- [TASK DETAILS]: Collect every line in the records below that contains the word "icon".

Entries from a dataset of interfaces:
+--
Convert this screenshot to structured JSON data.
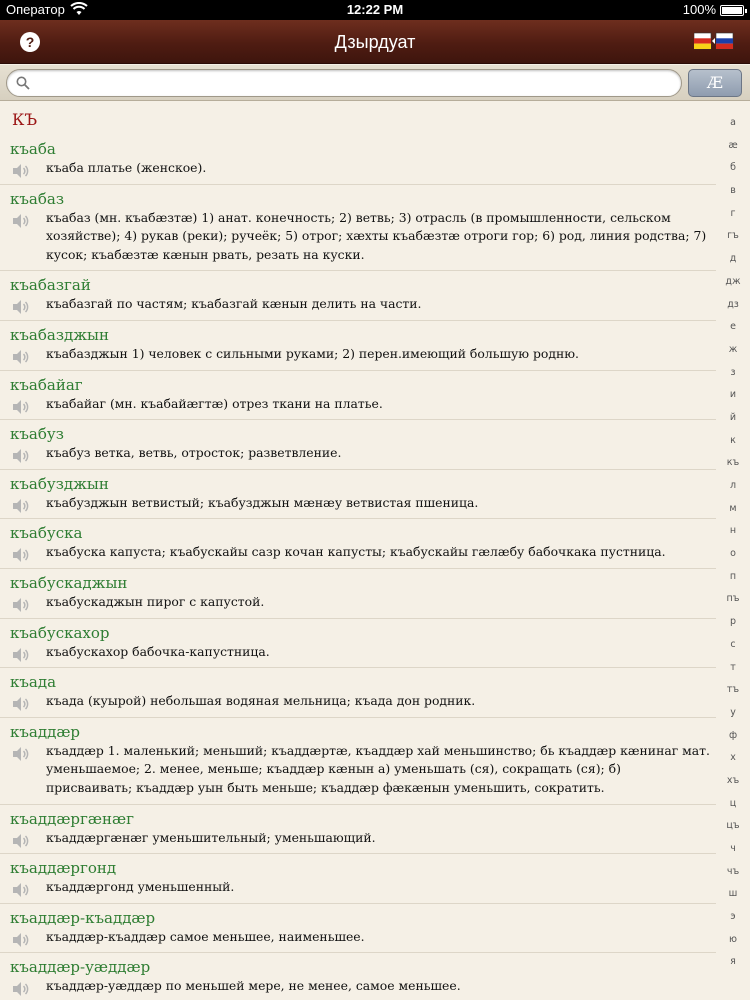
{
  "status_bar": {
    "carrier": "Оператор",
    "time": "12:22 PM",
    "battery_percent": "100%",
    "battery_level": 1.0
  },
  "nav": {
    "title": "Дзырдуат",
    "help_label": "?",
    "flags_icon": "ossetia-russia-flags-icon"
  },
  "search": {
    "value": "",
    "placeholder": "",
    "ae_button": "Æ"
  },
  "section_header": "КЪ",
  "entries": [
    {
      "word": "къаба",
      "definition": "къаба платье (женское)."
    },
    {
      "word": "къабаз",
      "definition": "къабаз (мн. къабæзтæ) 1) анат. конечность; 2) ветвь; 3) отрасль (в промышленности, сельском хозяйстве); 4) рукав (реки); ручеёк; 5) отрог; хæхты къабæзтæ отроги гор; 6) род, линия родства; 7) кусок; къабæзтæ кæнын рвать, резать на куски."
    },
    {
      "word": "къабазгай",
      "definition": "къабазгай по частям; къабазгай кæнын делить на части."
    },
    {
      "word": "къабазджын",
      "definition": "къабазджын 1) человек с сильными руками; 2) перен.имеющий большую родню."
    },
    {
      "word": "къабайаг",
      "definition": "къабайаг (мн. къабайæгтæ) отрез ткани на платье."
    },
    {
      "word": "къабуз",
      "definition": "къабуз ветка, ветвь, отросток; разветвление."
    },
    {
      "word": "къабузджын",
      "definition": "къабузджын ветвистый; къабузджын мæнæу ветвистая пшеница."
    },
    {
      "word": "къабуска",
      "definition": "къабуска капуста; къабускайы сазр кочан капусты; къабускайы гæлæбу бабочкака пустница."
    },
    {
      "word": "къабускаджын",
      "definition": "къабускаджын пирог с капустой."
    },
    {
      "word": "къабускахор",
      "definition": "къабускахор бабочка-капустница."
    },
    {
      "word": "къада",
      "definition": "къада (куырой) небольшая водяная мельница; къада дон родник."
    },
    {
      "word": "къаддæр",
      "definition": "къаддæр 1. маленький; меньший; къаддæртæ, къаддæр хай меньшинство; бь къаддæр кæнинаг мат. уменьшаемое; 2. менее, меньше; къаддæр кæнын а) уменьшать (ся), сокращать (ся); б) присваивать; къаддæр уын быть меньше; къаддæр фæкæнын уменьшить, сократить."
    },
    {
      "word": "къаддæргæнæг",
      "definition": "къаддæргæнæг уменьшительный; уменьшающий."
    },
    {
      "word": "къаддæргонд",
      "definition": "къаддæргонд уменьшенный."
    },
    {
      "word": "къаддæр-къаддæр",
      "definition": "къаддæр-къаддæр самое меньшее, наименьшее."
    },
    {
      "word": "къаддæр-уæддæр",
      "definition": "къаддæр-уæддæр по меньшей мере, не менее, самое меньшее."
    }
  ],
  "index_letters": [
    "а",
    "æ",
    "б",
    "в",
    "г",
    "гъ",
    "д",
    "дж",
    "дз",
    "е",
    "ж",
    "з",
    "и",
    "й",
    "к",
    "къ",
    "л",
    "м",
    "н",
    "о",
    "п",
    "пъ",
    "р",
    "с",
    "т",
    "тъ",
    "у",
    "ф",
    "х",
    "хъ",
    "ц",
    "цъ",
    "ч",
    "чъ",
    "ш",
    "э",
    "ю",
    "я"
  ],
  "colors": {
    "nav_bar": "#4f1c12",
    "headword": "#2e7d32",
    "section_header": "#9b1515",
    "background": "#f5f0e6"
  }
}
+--
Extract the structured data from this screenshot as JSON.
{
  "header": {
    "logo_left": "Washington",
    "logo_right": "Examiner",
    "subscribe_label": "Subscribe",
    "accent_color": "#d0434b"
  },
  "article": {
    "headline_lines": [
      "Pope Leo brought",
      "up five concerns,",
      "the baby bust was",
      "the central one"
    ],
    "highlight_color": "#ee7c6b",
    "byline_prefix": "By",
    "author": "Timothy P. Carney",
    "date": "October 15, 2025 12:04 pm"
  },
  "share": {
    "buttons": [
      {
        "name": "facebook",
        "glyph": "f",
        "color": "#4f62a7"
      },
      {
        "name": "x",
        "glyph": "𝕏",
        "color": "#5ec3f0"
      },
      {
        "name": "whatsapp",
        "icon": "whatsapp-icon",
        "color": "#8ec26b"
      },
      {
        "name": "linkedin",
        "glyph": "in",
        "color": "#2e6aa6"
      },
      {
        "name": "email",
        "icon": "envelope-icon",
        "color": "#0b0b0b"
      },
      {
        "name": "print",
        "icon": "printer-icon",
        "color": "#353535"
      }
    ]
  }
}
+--
- [YOUR RESPONSE]:
    "flags_icon": "ossetia-russia-flags-icon"
        "icon": "whatsapp-icon",
        "icon": "envelope-icon",
        "icon": "printer-icon",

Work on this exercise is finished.